- [WHAT TO PRODUCE] What do the entries below say? Restate them word for word.

++++++++++

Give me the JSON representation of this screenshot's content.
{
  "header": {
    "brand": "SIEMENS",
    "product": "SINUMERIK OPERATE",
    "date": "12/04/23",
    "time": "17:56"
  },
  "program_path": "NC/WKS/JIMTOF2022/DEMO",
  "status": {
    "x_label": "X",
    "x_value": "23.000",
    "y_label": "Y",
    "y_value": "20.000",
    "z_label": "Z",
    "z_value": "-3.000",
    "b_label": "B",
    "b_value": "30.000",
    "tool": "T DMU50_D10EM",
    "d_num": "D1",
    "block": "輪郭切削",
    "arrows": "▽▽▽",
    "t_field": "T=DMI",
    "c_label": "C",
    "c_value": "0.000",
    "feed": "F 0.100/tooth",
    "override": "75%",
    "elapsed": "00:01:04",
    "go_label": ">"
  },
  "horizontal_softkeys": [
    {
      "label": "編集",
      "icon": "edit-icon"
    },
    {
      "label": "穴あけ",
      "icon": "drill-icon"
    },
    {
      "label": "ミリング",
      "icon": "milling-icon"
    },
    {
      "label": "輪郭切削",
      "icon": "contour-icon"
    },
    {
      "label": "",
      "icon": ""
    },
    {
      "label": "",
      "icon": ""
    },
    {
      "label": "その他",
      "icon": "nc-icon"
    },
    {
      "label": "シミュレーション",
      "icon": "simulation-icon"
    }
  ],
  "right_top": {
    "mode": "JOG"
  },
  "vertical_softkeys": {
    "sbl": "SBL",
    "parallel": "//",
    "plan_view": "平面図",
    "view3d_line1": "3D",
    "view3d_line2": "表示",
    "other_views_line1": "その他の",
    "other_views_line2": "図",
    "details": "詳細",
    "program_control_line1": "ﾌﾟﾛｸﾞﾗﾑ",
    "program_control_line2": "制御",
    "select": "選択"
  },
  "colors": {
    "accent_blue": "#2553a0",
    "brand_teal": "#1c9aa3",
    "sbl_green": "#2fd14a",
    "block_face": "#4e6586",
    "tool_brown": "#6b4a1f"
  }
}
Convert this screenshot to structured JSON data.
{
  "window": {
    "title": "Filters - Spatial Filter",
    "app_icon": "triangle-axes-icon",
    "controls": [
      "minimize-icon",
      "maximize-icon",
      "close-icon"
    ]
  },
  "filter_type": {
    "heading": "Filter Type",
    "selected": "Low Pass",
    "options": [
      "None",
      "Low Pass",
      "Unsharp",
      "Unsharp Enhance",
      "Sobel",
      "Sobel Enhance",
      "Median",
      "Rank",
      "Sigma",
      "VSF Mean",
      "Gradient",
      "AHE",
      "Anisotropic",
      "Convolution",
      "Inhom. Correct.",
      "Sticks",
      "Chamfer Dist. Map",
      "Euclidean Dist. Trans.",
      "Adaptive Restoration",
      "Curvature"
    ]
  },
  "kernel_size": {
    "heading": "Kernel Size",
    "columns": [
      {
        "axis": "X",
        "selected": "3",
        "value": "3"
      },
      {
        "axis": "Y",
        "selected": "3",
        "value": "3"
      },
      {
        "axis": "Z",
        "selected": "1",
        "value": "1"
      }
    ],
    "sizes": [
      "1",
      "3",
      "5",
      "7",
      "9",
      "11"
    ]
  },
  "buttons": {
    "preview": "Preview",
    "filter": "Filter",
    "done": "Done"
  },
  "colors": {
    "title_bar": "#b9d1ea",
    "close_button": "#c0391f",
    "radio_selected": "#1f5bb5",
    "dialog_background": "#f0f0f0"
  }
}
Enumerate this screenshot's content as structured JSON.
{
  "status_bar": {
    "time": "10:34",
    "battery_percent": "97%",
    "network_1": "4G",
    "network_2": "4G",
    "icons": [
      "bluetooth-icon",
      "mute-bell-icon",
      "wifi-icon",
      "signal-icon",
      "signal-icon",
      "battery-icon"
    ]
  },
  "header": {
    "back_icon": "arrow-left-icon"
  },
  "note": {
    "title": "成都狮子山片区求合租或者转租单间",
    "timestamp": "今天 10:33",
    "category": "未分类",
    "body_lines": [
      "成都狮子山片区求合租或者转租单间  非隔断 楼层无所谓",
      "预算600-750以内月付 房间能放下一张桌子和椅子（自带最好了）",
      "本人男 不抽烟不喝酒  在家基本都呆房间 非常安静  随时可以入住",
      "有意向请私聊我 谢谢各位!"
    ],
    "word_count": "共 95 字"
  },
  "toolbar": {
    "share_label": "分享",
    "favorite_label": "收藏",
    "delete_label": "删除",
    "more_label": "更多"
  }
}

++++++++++

- [SOLUTION TO THIS TASK]
Give me the JSON representation of this screenshot's content.
{
  "header": {
    "brand": "SIEMENS",
    "product": "SINUMERIK OPERATE",
    "date": "12/04/23",
    "time": "17:56"
  },
  "program_path": "NC/WKS/JIMTOF2022/DEMO",
  "status": {
    "x_label": "X",
    "x_value": "23.000",
    "y_label": "Y",
    "y_value": "20.000",
    "z_label": "Z",
    "z_value": "-3.000",
    "b_label": "B",
    "b_value": "30.000",
    "tool": "T DMU50_D10EM",
    "d_num": "D1",
    "block": "輪郭切削",
    "arrows": "▽▽▽",
    "t_field": "T=DMI",
    "c_label": "C",
    "c_value": "0.000",
    "feed": "F 0.100/tooth",
    "override": "75%",
    "elapsed": "00:01:04",
    "go_label": ">"
  },
  "horizontal_softkeys": [
    {
      "label": "編集",
      "icon": "edit-icon"
    },
    {
      "label": "穴あけ",
      "icon": "drill-icon"
    },
    {
      "label": "ミリング",
      "icon": "milling-icon"
    },
    {
      "label": "輪郭切削",
      "icon": "contour-icon"
    },
    {
      "label": "",
      "icon": ""
    },
    {
      "label": "",
      "icon": ""
    },
    {
      "label": "その他",
      "icon": "nc-icon"
    },
    {
      "label": "シミュレーション",
      "icon": "simulation-icon"
    }
  ],
  "right_top": {
    "mode": "JOG"
  },
  "vertical_softkeys": {
    "sbl": "SBL",
    "parallel": "//",
    "plan_view": "平面図",
    "view3d_line1": "3D",
    "view3d_line2": "表示",
    "other_views_line1": "その他の",
    "other_views_line2": "図",
    "details": "詳細",
    "program_control_line1": "ﾌﾟﾛｸﾞﾗﾑ",
    "program_control_line2": "制御",
    "select": "選択"
  },
  "colors": {
    "accent_blue": "#2553a0",
    "brand_teal": "#1c9aa3",
    "sbl_green": "#2fd14a",
    "block_face": "#4e6586",
    "tool_brown": "#6b4a1f"
  }
}
Convert this screenshot to structured JSON data.
{
  "window": {
    "title": "Filters - Spatial Filter",
    "app_icon": "triangle-axes-icon",
    "controls": [
      "minimize-icon",
      "maximize-icon",
      "close-icon"
    ]
  },
  "filter_type": {
    "heading": "Filter Type",
    "selected": "Low Pass",
    "options": [
      "None",
      "Low Pass",
      "Unsharp",
      "Unsharp Enhance",
      "Sobel",
      "Sobel Enhance",
      "Median",
      "Rank",
      "Sigma",
      "VSF Mean",
      "Gradient",
      "AHE",
      "Anisotropic",
      "Convolution",
      "Inhom. Correct.",
      "Sticks",
      "Chamfer Dist. Map",
      "Euclidean Dist. Trans.",
      "Adaptive Restoration",
      "Curvature"
    ]
  },
  "kernel_size": {
    "heading": "Kernel Size",
    "columns": [
      {
        "axis": "X",
        "selected": "3",
        "value": "3"
      },
      {
        "axis": "Y",
        "selected": "3",
        "value": "3"
      },
      {
        "axis": "Z",
        "selected": "1",
        "value": "1"
      }
    ],
    "sizes": [
      "1",
      "3",
      "5",
      "7",
      "9",
      "11"
    ]
  },
  "buttons": {
    "preview": "Preview",
    "filter": "Filter",
    "done": "Done"
  },
  "colors": {
    "title_bar": "#b9d1ea",
    "close_button": "#c0391f",
    "radio_selected": "#1f5bb5",
    "dialog_background": "#f0f0f0"
  }
}
Enumerate this screenshot's content as structured JSON.
{
  "status_bar": {
    "time": "10:34",
    "battery_percent": "97%",
    "network_1": "4G",
    "network_2": "4G",
    "icons": [
      "bluetooth-icon",
      "mute-bell-icon",
      "wifi-icon",
      "signal-icon",
      "signal-icon",
      "battery-icon"
    ]
  },
  "header": {
    "back_icon": "arrow-left-icon"
  },
  "note": {
    "title": "成都狮子山片区求合租或者转租单间",
    "timestamp": "今天 10:33",
    "category": "未分类",
    "body_lines": [
      "成都狮子山片区求合租或者转租单间  非隔断 楼层无所谓",
      "预算600-750以内月付 房间能放下一张桌子和椅子（自带最好了）",
      "本人男 不抽烟不喝酒  在家基本都呆房间 非常安静  随时可以入住",
      "有意向请私聊我 谢谢各位!"
    ],
    "word_count": "共 95 字"
  },
  "toolbar": {
    "share_label": "分享",
    "favorite_label": "收藏",
    "delete_label": "删除",
    "more_label": "更多"
  }
}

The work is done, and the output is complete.